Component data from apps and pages
═══

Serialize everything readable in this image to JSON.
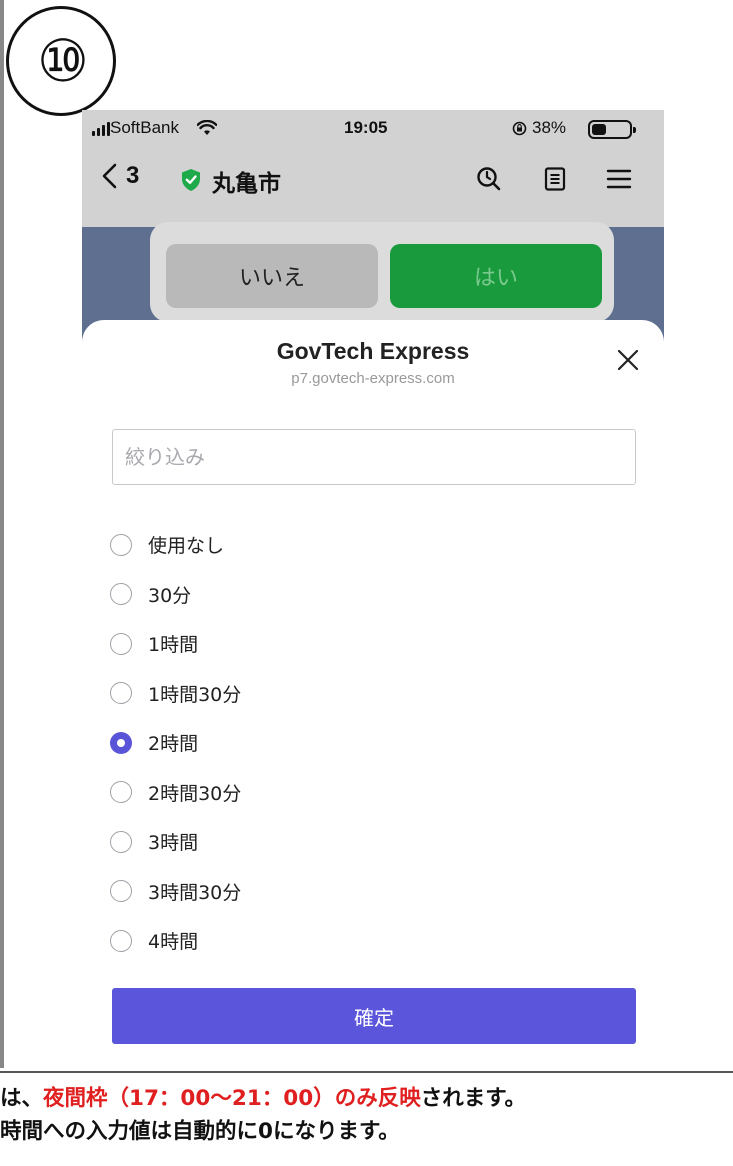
{
  "step_badge": "⑩",
  "status_bar": {
    "carrier": "SoftBank",
    "time": "19:05",
    "battery": "38%",
    "battery_level": 0.38
  },
  "nav": {
    "back_count": "3",
    "site_title": "丸亀市"
  },
  "background_dialog": {
    "no_label": "いいえ",
    "yes_label": "はい"
  },
  "sheet": {
    "title": "GovTech Express",
    "url": "p7.govtech-express.com",
    "filter_placeholder": "絞り込み",
    "filter_value": "",
    "options": [
      {
        "label": "使用なし",
        "selected": false
      },
      {
        "label": "30分",
        "selected": false
      },
      {
        "label": "1時間",
        "selected": false
      },
      {
        "label": "1時間30分",
        "selected": false
      },
      {
        "label": "2時間",
        "selected": true
      },
      {
        "label": "2時間30分",
        "selected": false
      },
      {
        "label": "3時間",
        "selected": false
      },
      {
        "label": "3時間30分",
        "selected": false
      },
      {
        "label": "4時間",
        "selected": false
      }
    ],
    "confirm_label": "確定"
  },
  "caption": {
    "line1_prefix": "は、",
    "line1_highlight": "夜間枠（17：00〜21：00）のみ反映",
    "line1_suffix": "されます。",
    "line2": "時間への入力値は自動的に0になります。"
  },
  "colors": {
    "accent": "#5b55db",
    "yes_green": "#199a3c",
    "highlight_red": "#e02020"
  }
}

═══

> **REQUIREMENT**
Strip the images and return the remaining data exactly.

> **FINISHED TASK**
Serialize everything readable in this image to JSON.
{
  "step_badge": "⑩",
  "status_bar": {
    "carrier": "SoftBank",
    "time": "19:05",
    "battery": "38%",
    "battery_level": 0.38
  },
  "nav": {
    "back_count": "3",
    "site_title": "丸亀市"
  },
  "background_dialog": {
    "no_label": "いいえ",
    "yes_label": "はい"
  },
  "sheet": {
    "title": "GovTech Express",
    "url": "p7.govtech-express.com",
    "filter_placeholder": "絞り込み",
    "filter_value": "",
    "options": [
      {
        "label": "使用なし",
        "selected": false
      },
      {
        "label": "30分",
        "selected": false
      },
      {
        "label": "1時間",
        "selected": false
      },
      {
        "label": "1時間30分",
        "selected": false
      },
      {
        "label": "2時間",
        "selected": true
      },
      {
        "label": "2時間30分",
        "selected": false
      },
      {
        "label": "3時間",
        "selected": false
      },
      {
        "label": "3時間30分",
        "selected": false
      },
      {
        "label": "4時間",
        "selected": false
      }
    ],
    "confirm_label": "確定"
  },
  "caption": {
    "line1_prefix": "は、",
    "line1_highlight": "夜間枠（17：00〜21：00）のみ反映",
    "line1_suffix": "されます。",
    "line2": "時間への入力値は自動的に0になります。"
  },
  "colors": {
    "accent": "#5b55db",
    "yes_green": "#199a3c",
    "highlight_red": "#e02020"
  }
}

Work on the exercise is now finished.